In a world where the only constant is change, every marketing man and woman must be for ever on the qui vive for the next big idea that’s going to sneak up from behind and put him or her out of business.
It’s always been the same: you get stuck in your ways, a little complacent, you nod off for a moment and bang, the sand-filled sock of change let’s you have it across the windpipe.
History is littered with the tales of men who were so busy prospering that, had fate abandoned stealth and turned up in hobnailed boots, they would still not have heard. How many stocking suspender magnates, once the proud masters of humming factories, were propelled into skid-row by the sudden advent of pantyhose? How many fly-button tycoons, whose vast fortunes had furnished estates and delighted strings of mistresses, were undone by the zip?

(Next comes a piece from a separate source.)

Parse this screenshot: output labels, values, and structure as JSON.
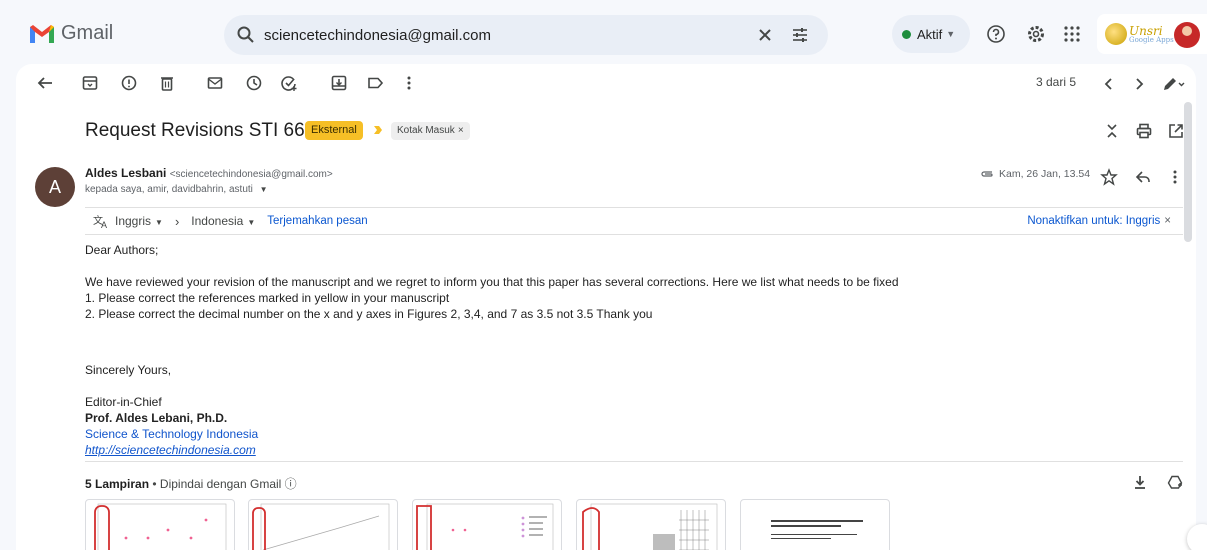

Contrast those discarded husks with the men of vision, the inspired entrepreneurs who saw change coming and seized the moment. When DIY became fashionable and scuppered many an honest tradesman, Smith and Nephew did not stand idly by as the nation took up hammer and chisel, saw and screwdriver: they invented Elastoplast.
To be like them, to capture the zephyr of change and turn it to your will, you must look beyond the day. You must see before others what the morrow will bring. Aha, I hear you say, that’s all very well, but, not being blessed with second sight, and hardly of a mind to call up Doris Stokes on the ouija, how the hell do I predict the future?
The answer, my friends, is simple. You get along to the annual conference of the British Association for the Advancement of Science. There, in the space of a few short days, you will learn from the sharpest brains at the cutting edge what our world will look like when it has spun a few times more.
How you make use of the information is, of course, up to you. Much of what you hear may seem useless. But where would we be without science? We’d still be hobbling about on arthritic hips, staring at a blank space in the corner of the room where the telly should be, and drawing in lungsful of Capstan Full Strength in blissful ignorance. Never underestimate the scientists.
Visitors to this year’s conference came away enriched by the knowledge that we shall soon have personal computers stuck in our heads. According to Prof Peter Thomas, of the University of the West of England, within about 30 years silicon chips will be implanted in our brains. “It will be possible,” he says, “when meeting a person one has met before, to have instant information about this person remembered from the previous meeting, flashed in the back of one’s spectacles, which will act as the computer’s screen.”
How very useful. Such a device dispenses with the need to have a memory of one’s own and provides the opportunity to browse through the back of one’s glasses rather than look into the face of some tiresome bore you thought you’d seen the last of.
How are these brain chips to be powered? “The source will be in the owner’s shoes, with energy created by the act of walking,” explains Prof Thomas. Of course. There is, however, a snag: according to the Department of Health, most Britons are strangers to walking. Might it not be possible to power the computer by the restless shifting from one buttock to another, a huge untapped surge of energy released when Richard and Judy are on the box?
Much of science is common sense. For example, researchers from the University of Leicester told the meeting that country music drives listeners to suicide.
Less obvious in these days of guilt-ridden environmentalism is the malign force of nature. “Man is a very insignificant and late-arriving addition to the planet,” announced Prof Donald Hawke, of Birmingham University, airily. Viruses, lightning strikes, giant sea waves, earthquakes, landslides, forest fires and volcanic eruptions, all have wrought a havoc that makes man’s efforts seem puny by comparison.
Science is, however, planning our destruction in its own way. We late arrivals are to be done to death by homicidal fridges.
Prof Roland Burns, of Plymouth University, told conference that the day is not far off when unemotional machines may decide that humans are a nuisance and the world could be run more efficiently without them.
Domestic appliances of the future, he explained, would replenish fridges by learning from experience the dietary habits of their owners. They would order the food from machine-controlled department stores, which would deposit it in containers outside our front doors.
But, warned Prof Burns, the machine that controlled the house might decide: “Life would be simpler if I kept the fridge empty and the doors locked. The people would then starve and I would no longer have to bother with them.”
The greatest number of headlines were prompted by the news that, when man came down from the trees, he had already mastered the art of walking, a habit it’s taken about 4 million years to shake off.
It’s about time to get up among the twigs again. Better that than buy one of those new-fangled fridges.